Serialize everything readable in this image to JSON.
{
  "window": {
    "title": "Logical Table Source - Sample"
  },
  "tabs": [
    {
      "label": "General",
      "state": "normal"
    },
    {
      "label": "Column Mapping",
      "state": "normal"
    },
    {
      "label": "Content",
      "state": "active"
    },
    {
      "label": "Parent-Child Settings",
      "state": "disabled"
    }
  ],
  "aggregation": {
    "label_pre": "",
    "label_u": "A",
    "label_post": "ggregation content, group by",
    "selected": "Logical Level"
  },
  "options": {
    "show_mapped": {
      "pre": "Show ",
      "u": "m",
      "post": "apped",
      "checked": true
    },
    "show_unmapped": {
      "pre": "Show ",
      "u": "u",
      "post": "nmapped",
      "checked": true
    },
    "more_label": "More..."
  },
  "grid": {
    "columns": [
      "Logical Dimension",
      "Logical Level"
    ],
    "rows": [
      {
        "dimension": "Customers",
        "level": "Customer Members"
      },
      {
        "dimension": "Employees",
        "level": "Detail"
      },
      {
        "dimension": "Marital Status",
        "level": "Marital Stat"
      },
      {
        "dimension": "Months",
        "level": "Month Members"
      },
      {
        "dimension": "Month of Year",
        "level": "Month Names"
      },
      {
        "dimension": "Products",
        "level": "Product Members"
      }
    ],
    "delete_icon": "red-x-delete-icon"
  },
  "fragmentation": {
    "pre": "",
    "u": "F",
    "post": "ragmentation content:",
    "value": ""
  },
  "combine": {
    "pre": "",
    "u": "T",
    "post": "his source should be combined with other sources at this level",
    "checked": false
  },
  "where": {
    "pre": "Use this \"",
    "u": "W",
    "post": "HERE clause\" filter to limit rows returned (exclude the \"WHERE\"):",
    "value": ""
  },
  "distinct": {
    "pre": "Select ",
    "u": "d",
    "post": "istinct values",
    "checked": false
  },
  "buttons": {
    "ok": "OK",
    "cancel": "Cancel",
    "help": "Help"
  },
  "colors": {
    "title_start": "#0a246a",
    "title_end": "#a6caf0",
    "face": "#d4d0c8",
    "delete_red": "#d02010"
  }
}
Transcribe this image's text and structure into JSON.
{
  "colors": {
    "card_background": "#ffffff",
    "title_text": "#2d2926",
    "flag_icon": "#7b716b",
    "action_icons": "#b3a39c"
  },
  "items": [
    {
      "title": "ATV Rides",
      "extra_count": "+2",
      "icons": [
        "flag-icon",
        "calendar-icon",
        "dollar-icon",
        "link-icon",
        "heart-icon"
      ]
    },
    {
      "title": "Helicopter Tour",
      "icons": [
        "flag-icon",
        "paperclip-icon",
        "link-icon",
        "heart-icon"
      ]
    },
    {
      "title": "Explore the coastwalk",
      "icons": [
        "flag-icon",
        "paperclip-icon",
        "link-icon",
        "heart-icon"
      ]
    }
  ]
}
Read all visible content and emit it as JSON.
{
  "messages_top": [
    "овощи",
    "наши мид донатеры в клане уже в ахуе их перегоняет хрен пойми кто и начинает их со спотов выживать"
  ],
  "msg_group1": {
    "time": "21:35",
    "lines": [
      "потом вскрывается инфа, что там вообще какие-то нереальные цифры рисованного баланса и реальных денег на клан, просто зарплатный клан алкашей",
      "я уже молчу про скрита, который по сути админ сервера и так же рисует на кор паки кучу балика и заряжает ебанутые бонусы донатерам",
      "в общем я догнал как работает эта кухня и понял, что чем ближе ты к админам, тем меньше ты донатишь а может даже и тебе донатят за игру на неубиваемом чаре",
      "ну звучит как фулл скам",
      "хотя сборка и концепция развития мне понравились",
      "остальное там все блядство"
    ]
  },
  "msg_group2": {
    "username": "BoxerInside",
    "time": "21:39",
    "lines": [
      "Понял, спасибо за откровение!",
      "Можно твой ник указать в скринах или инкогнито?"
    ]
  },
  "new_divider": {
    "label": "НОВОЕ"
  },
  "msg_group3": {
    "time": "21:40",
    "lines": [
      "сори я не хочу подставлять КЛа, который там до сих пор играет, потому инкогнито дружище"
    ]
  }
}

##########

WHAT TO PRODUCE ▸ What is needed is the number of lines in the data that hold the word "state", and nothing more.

COMPLETED TASK ▸ 4